## GOAL OF THE EXERCISE
Every line below that contains "text" is to be copied.

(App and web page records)
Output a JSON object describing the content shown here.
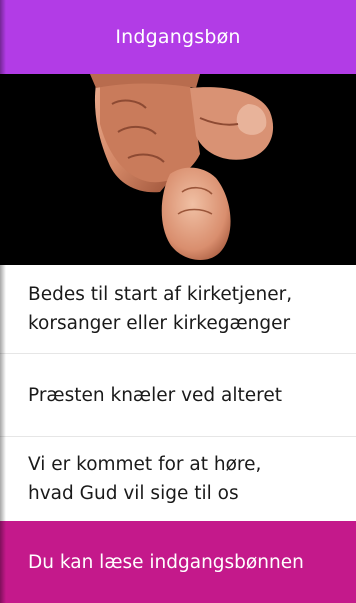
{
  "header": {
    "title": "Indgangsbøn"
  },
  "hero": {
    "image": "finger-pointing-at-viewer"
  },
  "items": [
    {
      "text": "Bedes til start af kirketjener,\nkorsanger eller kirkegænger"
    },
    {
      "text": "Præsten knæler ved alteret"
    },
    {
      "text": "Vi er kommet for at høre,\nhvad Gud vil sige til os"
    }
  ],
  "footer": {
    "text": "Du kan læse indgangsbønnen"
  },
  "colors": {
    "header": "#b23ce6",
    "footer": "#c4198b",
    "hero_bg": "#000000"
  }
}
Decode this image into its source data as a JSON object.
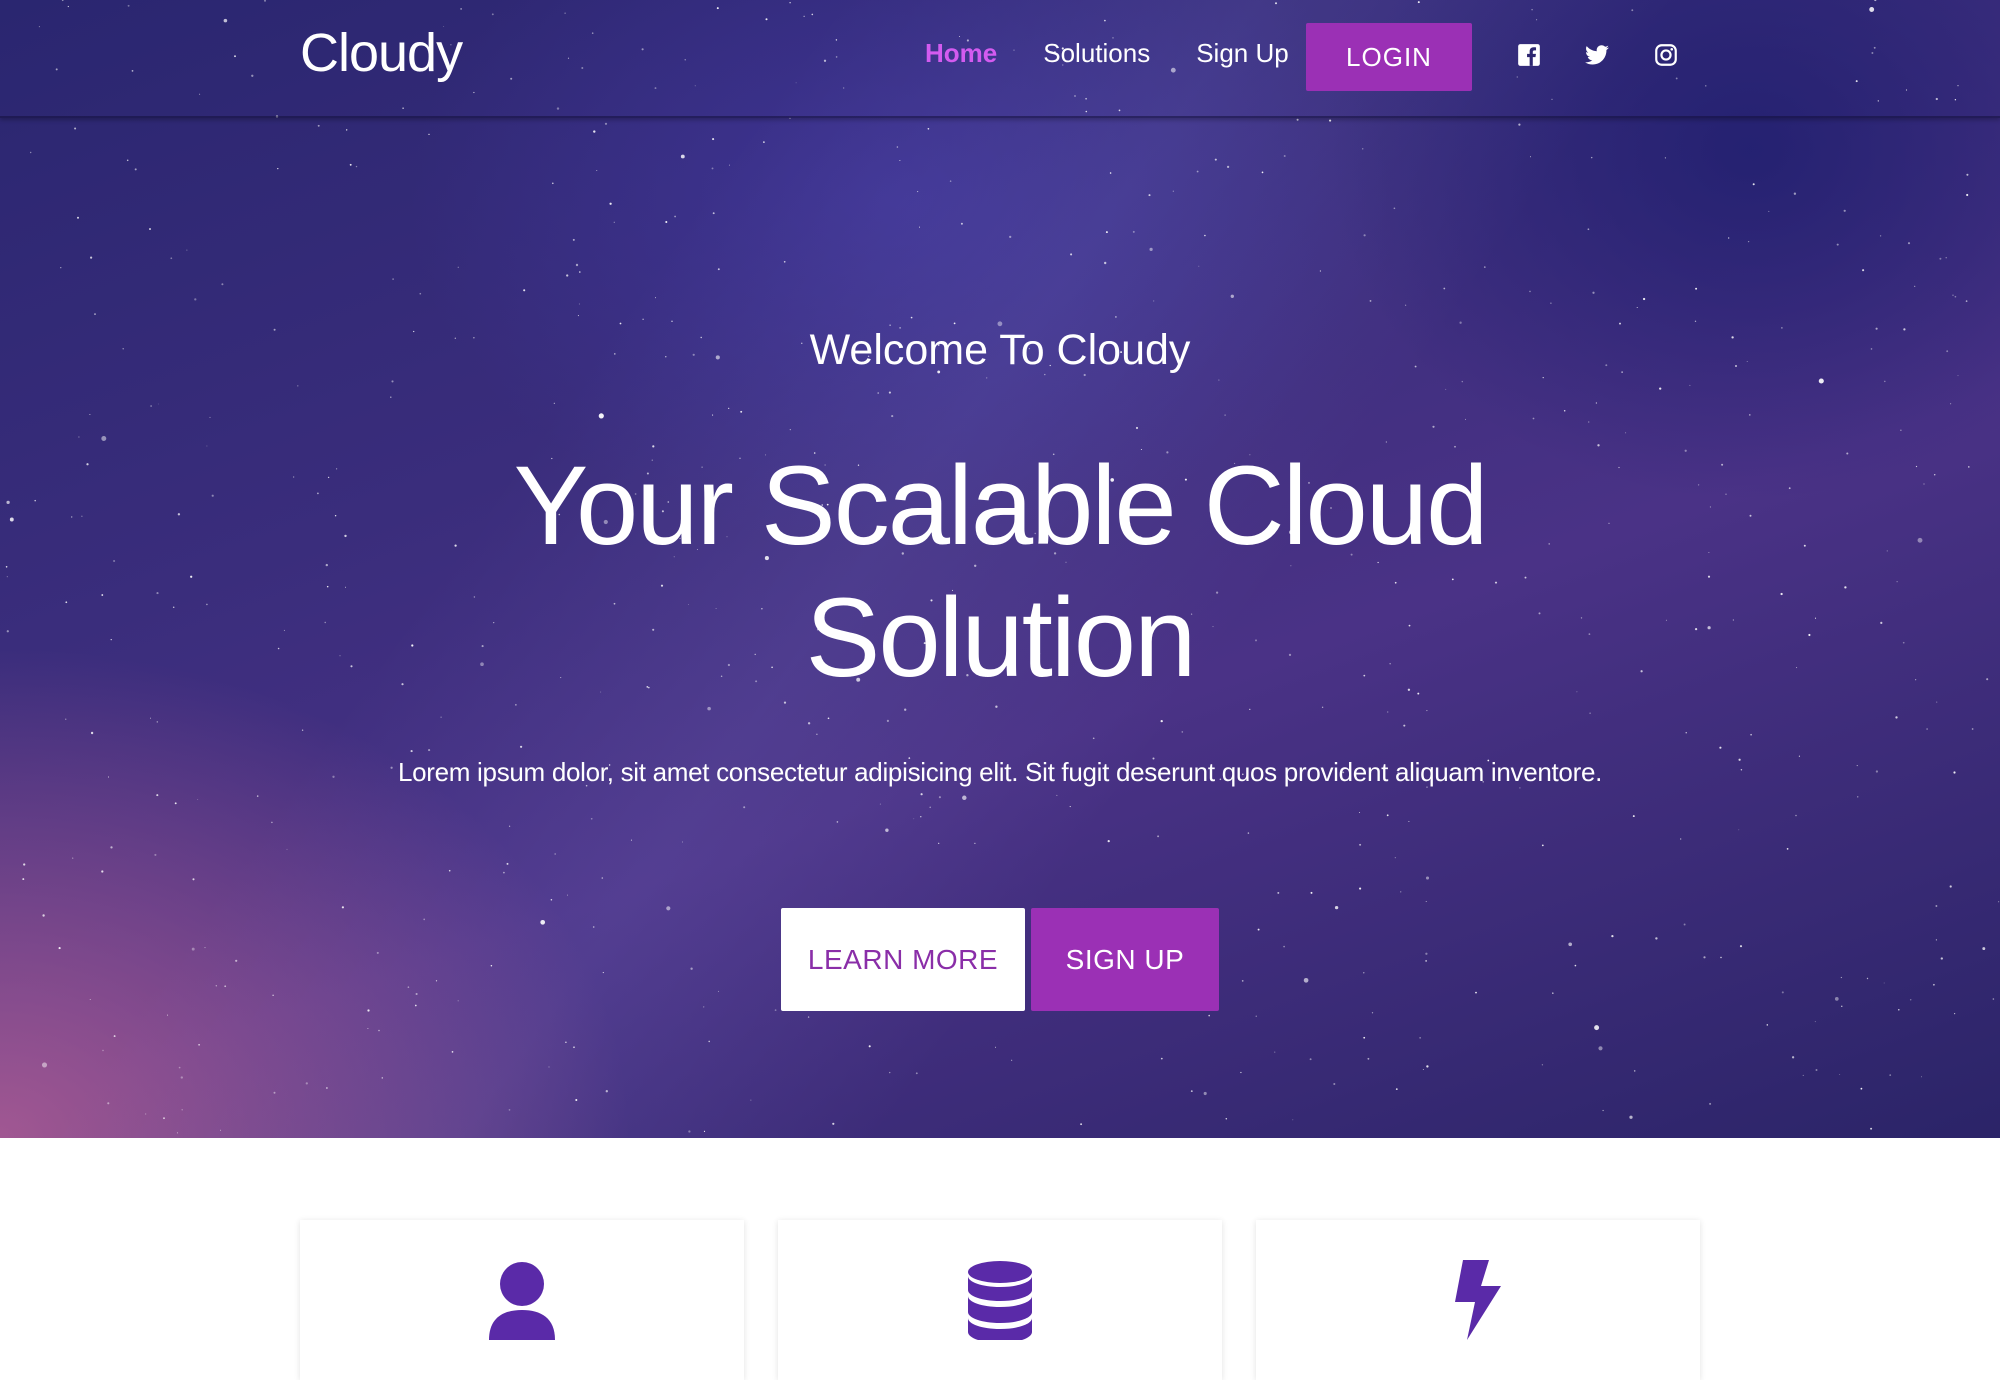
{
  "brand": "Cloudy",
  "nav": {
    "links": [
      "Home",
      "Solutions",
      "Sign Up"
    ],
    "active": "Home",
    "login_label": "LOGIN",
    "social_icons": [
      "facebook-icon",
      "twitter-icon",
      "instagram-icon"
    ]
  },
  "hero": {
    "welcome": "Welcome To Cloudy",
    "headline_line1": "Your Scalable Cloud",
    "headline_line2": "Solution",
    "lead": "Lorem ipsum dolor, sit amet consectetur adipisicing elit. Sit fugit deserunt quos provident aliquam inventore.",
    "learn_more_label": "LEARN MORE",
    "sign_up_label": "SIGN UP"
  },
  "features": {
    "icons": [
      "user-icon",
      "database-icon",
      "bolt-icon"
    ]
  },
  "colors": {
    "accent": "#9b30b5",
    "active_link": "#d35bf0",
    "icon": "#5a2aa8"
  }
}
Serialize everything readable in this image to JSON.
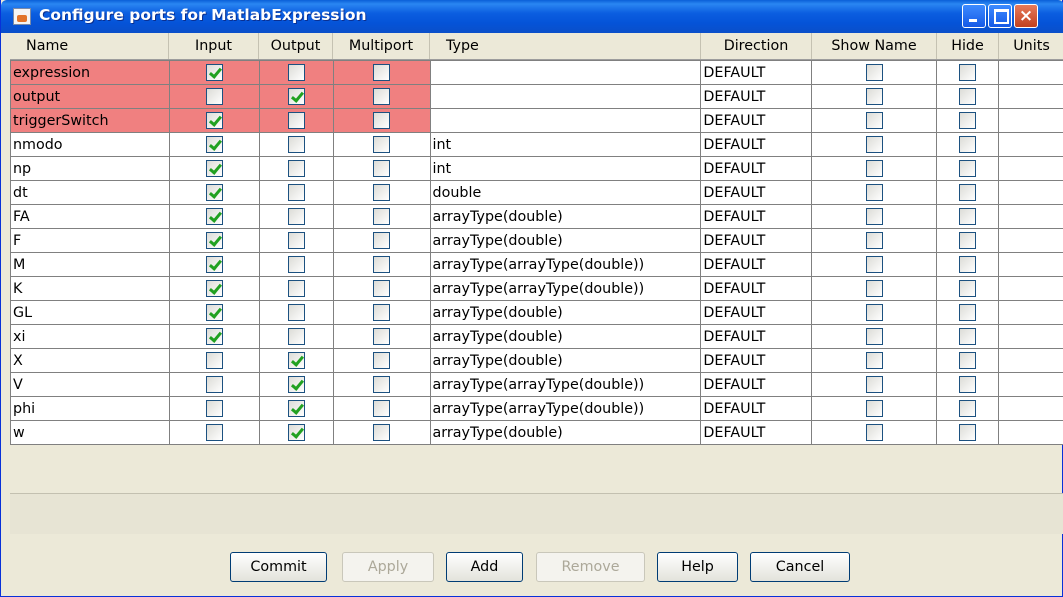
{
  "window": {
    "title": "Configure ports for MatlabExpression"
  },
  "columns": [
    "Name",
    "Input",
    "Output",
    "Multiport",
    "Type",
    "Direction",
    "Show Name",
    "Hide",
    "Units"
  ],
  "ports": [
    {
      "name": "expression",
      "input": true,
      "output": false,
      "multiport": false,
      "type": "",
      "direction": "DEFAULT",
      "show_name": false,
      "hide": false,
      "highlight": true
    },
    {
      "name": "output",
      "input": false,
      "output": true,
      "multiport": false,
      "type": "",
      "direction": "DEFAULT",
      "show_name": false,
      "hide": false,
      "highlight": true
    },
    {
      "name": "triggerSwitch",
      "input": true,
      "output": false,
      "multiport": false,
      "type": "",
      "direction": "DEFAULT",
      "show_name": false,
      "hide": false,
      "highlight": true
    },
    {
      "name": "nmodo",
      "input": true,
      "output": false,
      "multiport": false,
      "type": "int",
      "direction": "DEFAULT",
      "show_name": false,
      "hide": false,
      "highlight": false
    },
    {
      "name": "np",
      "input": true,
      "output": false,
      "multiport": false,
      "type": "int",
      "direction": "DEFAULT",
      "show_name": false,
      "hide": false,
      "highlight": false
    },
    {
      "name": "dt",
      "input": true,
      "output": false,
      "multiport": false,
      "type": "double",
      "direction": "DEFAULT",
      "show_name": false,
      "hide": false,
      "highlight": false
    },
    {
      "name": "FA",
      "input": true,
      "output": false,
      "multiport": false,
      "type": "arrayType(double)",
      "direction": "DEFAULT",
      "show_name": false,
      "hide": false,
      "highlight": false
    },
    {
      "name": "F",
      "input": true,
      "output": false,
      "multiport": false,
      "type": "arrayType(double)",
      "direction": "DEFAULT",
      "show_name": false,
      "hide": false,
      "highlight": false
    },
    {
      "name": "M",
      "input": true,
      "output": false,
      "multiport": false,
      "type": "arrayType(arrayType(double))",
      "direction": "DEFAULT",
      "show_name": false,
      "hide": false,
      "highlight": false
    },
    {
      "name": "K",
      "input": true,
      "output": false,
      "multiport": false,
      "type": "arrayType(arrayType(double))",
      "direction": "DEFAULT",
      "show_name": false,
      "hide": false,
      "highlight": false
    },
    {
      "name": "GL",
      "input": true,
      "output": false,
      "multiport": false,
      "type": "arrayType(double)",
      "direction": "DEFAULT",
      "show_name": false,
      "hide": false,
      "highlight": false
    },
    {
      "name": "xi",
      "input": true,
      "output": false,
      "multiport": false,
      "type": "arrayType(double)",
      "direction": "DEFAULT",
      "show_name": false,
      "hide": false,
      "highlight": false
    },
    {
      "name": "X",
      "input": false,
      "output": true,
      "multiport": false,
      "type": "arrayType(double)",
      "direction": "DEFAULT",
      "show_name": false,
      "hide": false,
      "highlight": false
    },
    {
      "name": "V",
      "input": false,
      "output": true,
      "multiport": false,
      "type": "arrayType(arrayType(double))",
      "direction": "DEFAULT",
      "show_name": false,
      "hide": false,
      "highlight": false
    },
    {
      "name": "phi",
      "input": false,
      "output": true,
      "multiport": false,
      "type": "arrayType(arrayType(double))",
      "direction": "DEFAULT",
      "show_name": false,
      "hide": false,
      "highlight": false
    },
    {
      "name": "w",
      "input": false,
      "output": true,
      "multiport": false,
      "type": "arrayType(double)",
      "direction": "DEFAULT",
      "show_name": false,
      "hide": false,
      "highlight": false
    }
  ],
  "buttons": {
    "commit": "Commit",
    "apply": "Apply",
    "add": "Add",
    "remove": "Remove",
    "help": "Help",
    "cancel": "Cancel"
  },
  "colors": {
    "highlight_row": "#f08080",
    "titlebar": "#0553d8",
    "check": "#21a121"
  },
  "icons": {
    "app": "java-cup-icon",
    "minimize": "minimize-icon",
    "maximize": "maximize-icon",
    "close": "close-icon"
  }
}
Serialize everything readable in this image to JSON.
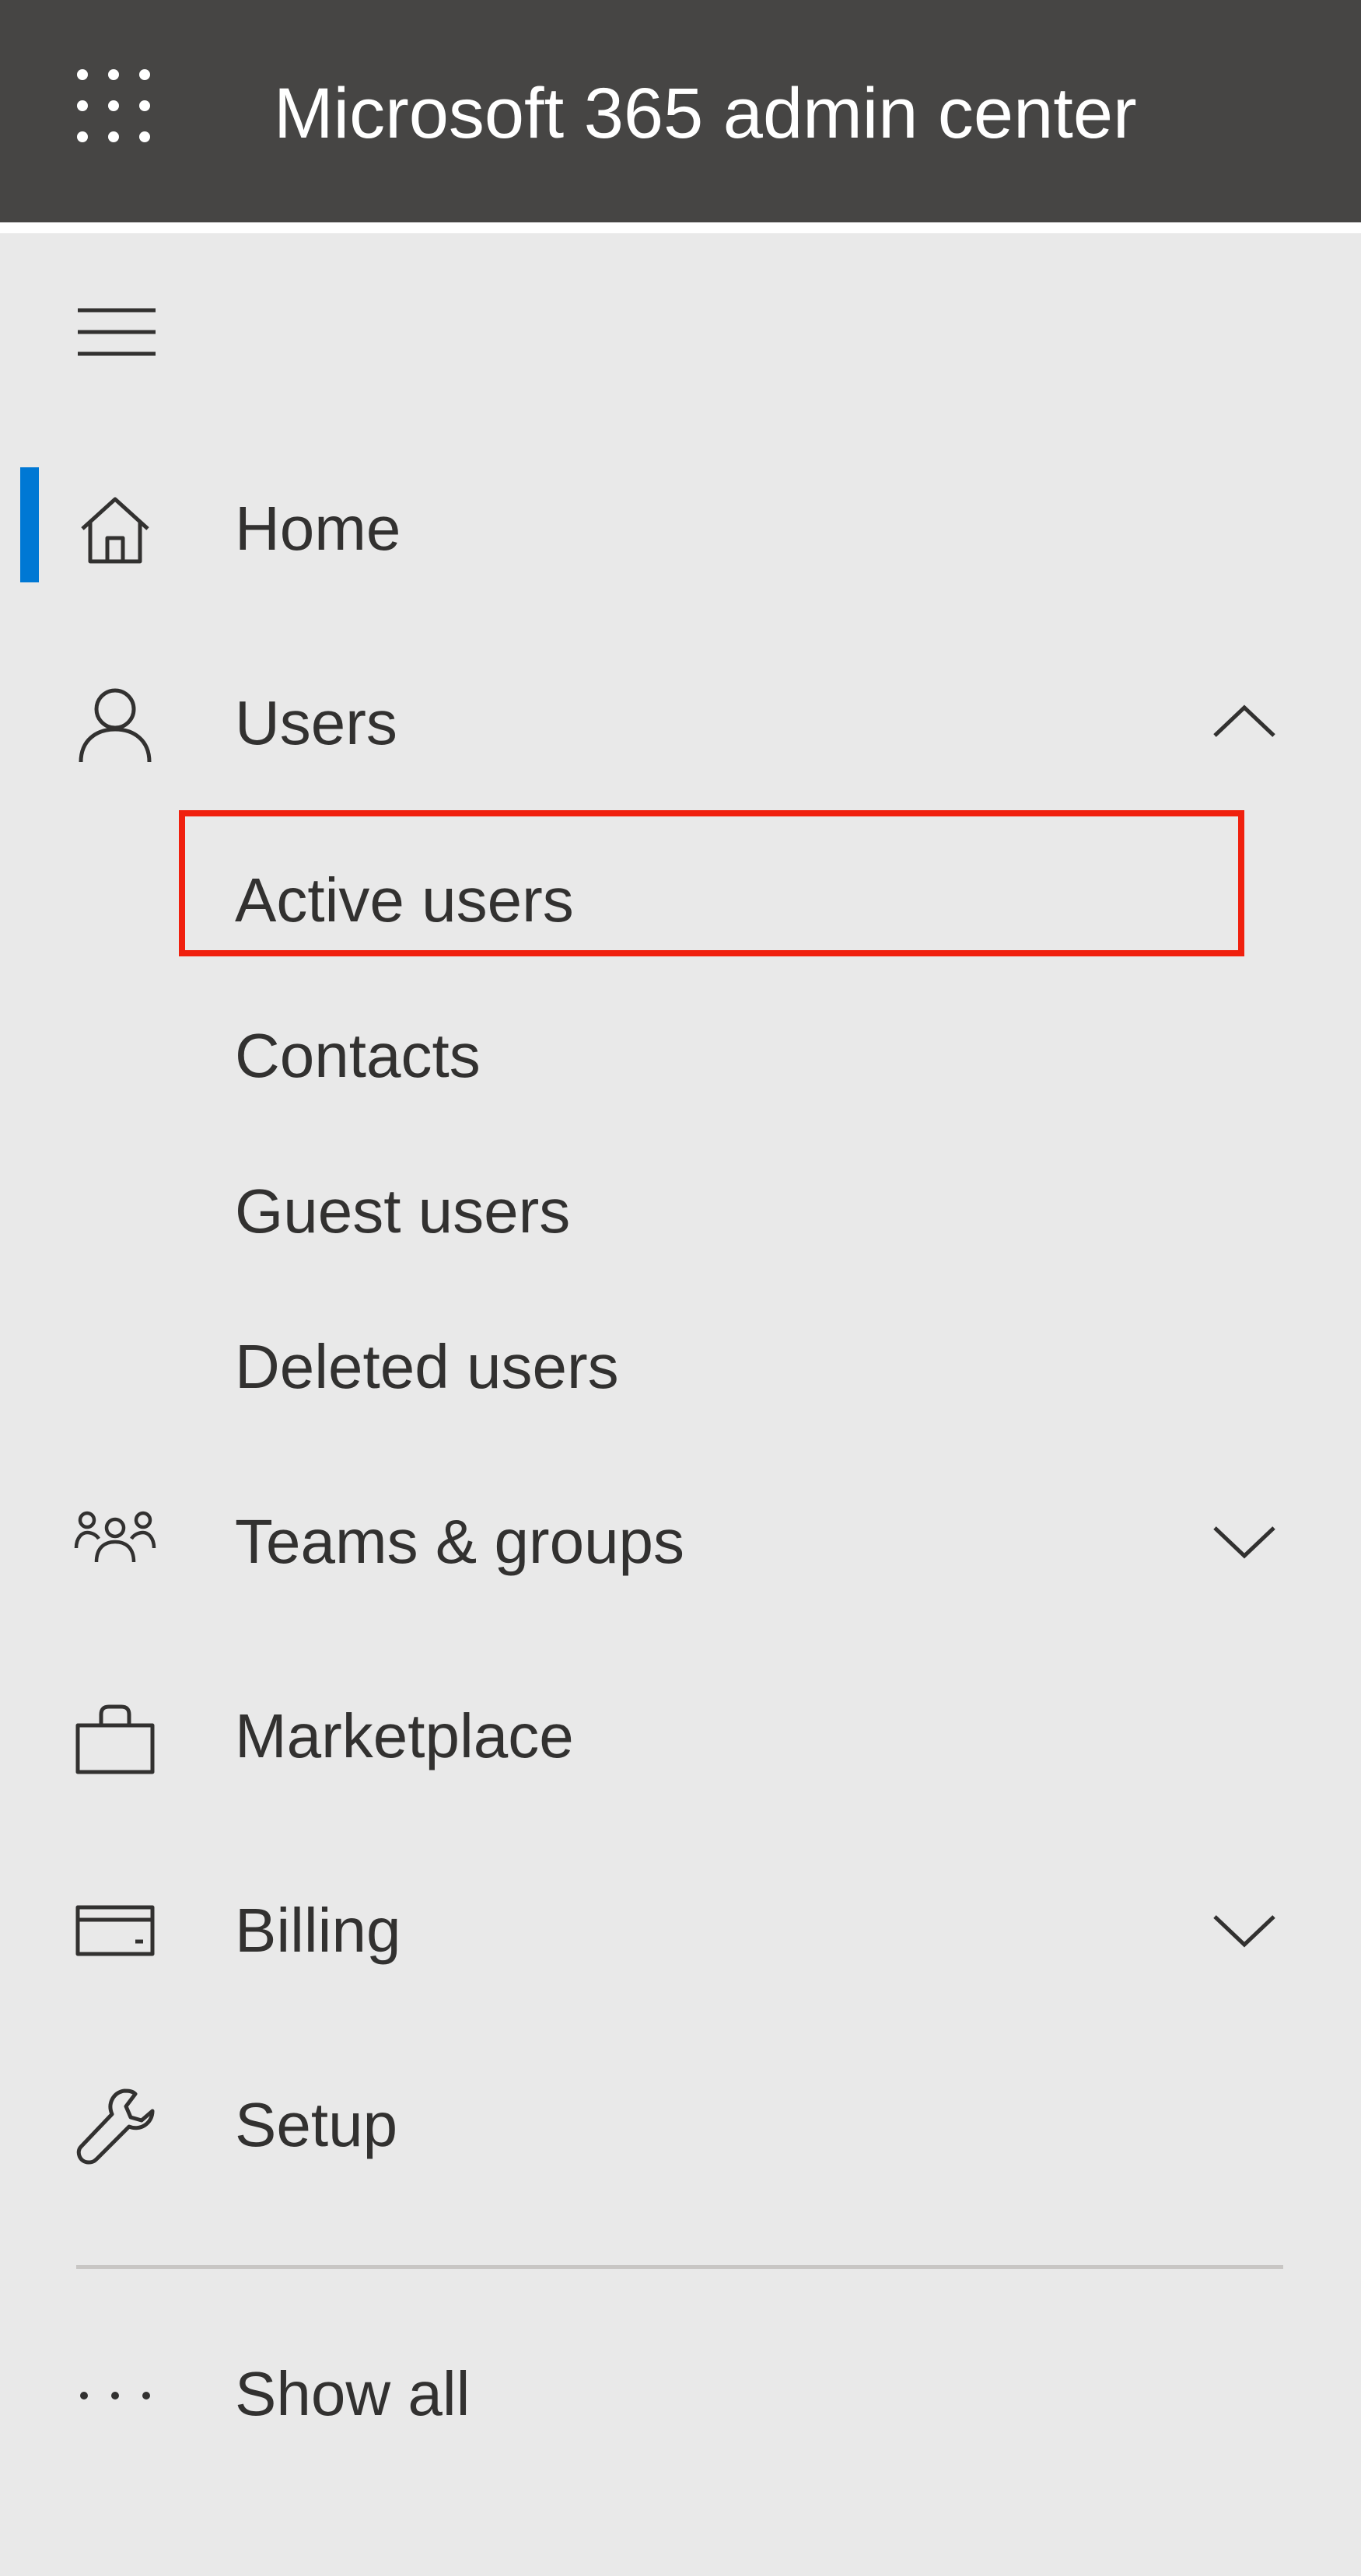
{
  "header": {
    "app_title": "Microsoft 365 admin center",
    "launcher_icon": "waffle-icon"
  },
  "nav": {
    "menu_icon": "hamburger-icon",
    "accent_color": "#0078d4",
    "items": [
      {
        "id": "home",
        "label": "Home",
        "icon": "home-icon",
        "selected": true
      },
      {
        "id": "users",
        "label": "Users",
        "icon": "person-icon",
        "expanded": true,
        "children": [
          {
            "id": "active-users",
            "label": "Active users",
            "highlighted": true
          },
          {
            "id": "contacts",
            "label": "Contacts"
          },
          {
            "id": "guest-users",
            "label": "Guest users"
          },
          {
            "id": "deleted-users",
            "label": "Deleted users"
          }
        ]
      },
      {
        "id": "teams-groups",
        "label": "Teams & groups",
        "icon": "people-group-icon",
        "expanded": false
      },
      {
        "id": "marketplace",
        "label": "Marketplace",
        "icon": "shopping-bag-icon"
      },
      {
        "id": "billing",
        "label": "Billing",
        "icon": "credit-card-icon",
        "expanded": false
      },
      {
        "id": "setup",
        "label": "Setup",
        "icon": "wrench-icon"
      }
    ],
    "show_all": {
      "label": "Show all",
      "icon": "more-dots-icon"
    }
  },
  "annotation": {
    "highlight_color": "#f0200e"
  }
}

## RESPONSE AREA
      "text": "Bedes til start af kirketjener,\nkorsanger eller kirkegænger"
      "text": "Præsten knæler ved alteret"
      "text": "Vi er kommet for at høre,\nhvad Gud vil sige til os"
    "text": "Du kan læse indgangsbønnen"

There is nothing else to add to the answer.